Please find the lines in the entries below that contain the word "value", and copy each one.

Segment Start: Extracted data

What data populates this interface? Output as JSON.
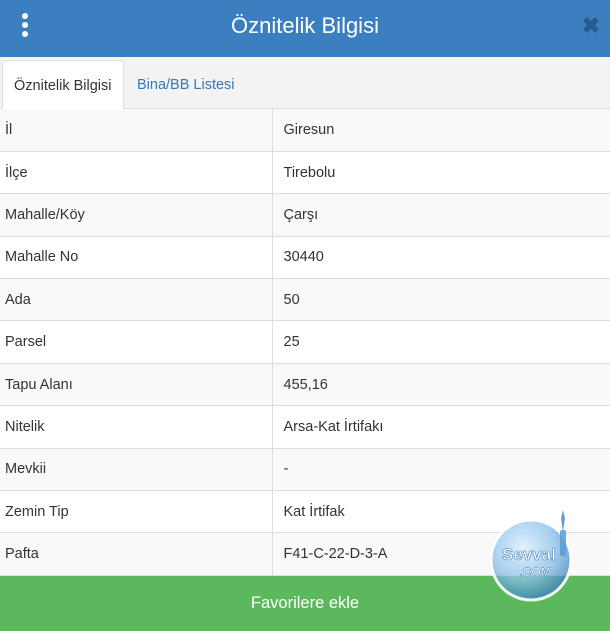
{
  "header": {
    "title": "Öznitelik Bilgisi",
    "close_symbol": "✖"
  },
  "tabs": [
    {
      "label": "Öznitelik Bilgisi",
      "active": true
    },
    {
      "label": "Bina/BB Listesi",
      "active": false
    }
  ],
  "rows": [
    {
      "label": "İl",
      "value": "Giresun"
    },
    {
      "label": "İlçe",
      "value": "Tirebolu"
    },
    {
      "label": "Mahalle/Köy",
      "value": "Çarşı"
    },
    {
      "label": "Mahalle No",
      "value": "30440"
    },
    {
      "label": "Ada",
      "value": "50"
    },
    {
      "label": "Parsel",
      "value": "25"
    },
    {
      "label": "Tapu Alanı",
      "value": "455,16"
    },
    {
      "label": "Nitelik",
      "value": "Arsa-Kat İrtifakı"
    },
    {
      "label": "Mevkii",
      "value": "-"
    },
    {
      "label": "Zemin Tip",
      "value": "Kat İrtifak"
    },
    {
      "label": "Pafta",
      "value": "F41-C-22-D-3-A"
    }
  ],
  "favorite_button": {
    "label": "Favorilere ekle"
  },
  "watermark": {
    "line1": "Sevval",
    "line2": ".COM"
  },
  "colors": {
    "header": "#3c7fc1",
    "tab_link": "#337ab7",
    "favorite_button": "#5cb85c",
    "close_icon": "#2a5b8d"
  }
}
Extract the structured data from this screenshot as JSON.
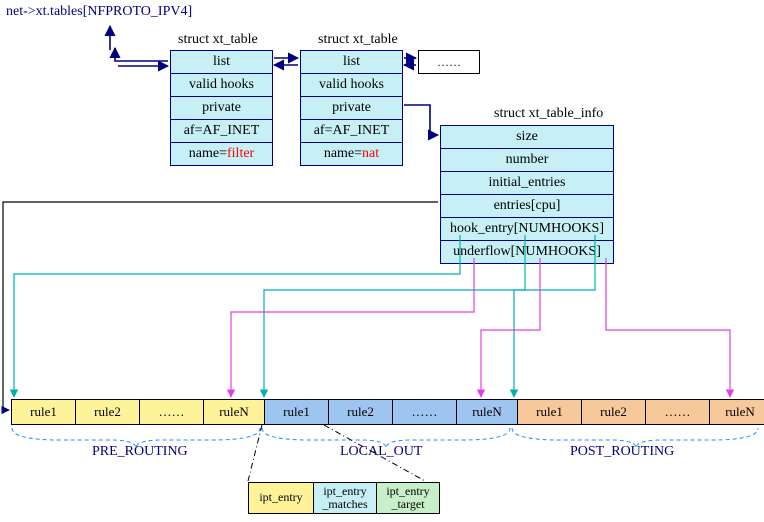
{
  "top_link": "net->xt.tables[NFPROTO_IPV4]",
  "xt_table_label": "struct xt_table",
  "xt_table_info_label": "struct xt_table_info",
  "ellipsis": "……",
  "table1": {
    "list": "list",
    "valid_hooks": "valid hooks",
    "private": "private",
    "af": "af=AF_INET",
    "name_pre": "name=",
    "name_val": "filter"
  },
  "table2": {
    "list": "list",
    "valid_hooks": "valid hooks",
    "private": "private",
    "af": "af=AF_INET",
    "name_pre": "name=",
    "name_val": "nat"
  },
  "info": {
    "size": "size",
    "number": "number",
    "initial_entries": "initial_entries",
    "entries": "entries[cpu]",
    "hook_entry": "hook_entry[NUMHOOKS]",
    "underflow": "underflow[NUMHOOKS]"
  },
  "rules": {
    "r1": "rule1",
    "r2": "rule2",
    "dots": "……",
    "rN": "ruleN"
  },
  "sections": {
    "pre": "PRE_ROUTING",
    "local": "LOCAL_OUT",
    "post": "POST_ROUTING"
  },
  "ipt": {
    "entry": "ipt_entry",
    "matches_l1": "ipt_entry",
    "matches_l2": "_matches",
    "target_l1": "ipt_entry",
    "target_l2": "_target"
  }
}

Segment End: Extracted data
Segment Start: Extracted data

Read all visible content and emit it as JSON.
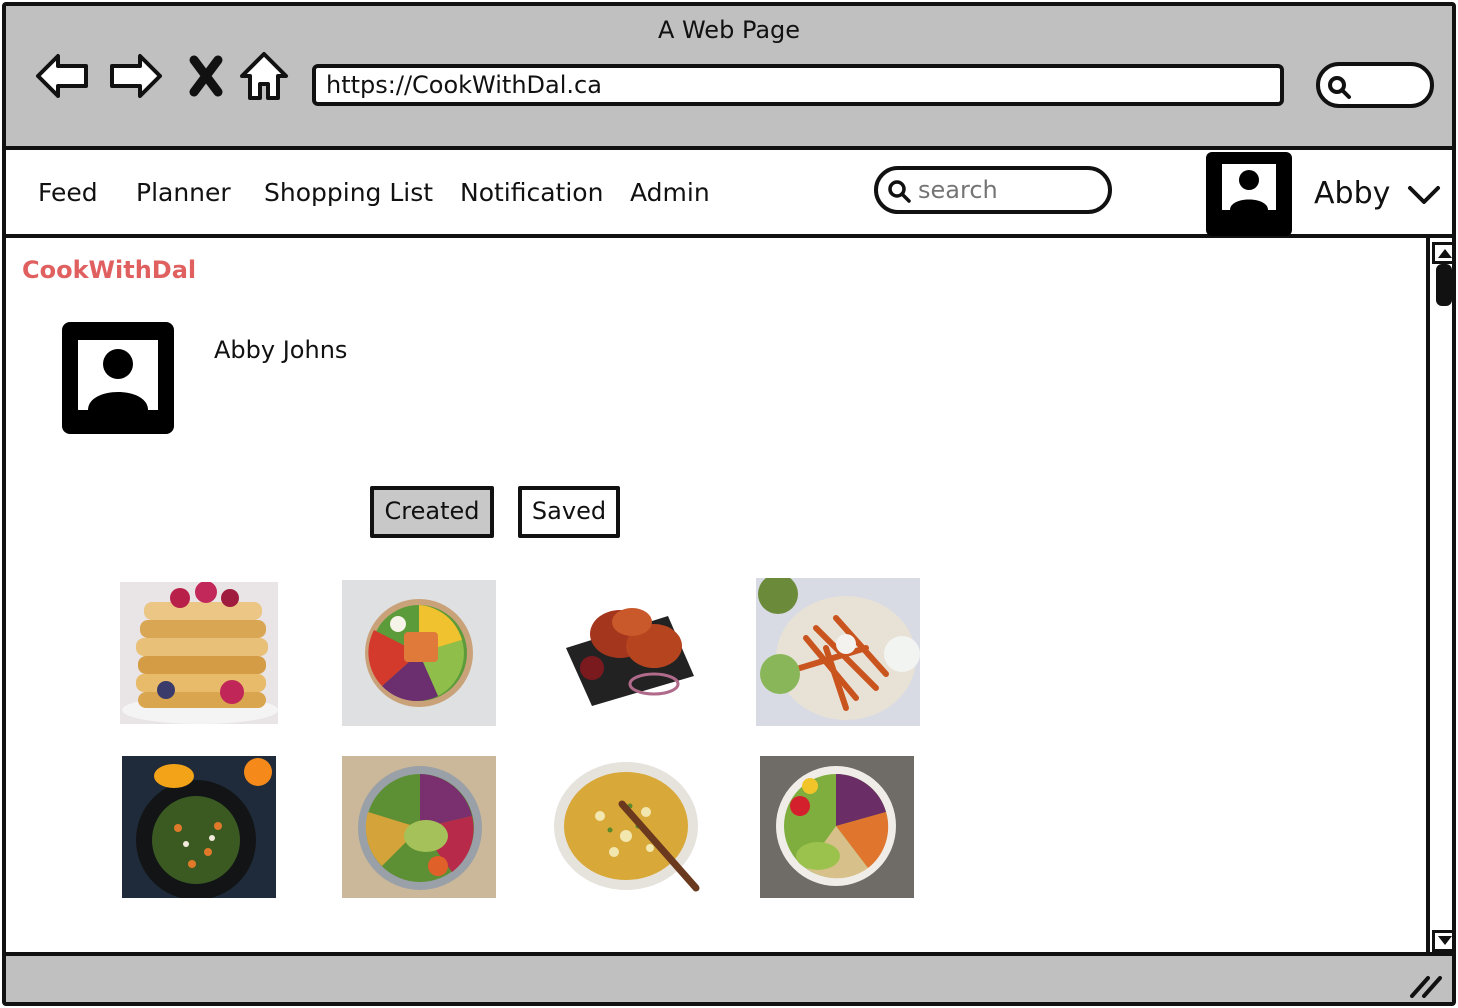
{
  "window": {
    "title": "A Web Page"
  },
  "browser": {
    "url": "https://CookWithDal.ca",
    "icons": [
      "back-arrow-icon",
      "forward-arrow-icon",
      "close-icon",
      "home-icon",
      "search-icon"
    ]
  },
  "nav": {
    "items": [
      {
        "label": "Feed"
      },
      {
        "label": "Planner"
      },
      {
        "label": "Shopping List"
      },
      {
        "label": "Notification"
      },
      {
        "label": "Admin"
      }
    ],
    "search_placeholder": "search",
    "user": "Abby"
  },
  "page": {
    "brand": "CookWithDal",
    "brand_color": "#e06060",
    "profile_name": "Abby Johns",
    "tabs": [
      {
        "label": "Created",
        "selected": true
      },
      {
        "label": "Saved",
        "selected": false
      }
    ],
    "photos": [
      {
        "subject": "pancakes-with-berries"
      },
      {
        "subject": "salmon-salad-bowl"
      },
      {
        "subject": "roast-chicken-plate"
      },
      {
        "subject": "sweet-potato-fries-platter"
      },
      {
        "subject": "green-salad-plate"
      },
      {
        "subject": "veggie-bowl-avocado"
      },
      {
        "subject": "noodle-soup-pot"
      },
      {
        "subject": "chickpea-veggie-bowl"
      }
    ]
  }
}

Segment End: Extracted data
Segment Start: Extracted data

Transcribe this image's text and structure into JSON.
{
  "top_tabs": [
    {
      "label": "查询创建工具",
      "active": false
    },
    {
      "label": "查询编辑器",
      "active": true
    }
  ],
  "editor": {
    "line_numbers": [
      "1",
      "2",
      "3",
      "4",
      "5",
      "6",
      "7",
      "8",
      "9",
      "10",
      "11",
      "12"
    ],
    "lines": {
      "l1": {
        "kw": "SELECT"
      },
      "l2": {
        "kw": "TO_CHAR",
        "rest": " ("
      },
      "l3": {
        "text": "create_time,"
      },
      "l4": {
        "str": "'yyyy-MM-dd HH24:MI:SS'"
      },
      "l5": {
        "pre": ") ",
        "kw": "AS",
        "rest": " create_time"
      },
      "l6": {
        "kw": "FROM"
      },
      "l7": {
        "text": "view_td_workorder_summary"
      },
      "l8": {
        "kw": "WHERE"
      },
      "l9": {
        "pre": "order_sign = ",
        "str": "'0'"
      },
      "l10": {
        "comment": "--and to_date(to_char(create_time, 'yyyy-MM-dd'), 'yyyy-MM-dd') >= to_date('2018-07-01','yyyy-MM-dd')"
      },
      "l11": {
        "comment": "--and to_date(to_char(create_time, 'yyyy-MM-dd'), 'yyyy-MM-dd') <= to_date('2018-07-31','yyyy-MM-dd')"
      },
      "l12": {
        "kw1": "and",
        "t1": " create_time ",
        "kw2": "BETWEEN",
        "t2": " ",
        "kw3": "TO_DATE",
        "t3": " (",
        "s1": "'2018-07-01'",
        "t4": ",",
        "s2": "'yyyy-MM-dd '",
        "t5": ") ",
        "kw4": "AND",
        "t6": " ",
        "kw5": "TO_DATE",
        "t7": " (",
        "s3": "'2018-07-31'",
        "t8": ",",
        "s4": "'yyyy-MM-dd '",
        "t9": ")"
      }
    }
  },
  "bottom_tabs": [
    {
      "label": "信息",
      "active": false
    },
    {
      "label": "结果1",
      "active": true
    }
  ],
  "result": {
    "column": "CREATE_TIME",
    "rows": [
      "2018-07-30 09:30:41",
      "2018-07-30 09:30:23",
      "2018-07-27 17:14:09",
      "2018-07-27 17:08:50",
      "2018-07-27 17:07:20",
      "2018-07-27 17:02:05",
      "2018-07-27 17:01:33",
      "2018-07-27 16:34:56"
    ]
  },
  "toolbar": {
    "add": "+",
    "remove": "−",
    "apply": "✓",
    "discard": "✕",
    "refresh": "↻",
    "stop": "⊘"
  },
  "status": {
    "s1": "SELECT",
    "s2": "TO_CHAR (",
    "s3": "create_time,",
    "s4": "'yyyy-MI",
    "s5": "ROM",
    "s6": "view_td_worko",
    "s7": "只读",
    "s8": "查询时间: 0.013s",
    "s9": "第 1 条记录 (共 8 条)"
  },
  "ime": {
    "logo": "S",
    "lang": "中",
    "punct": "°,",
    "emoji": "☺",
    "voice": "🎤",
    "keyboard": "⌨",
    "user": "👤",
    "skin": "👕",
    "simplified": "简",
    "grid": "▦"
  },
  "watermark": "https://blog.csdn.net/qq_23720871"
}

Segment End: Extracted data

* [Problem solution]:
      "value": "Giresun"
      "value": "Tirebolu"
      "value": "Çarşı"
      "value": "30440"
      "value": "50"
      "value": "25"
      "value": "455,16"
      "value": "Arsa-Kat İrtifakı"
      "value": "-"
      "value": "Kat İrtifak"
      "value": "F41-C-22-D-3-A"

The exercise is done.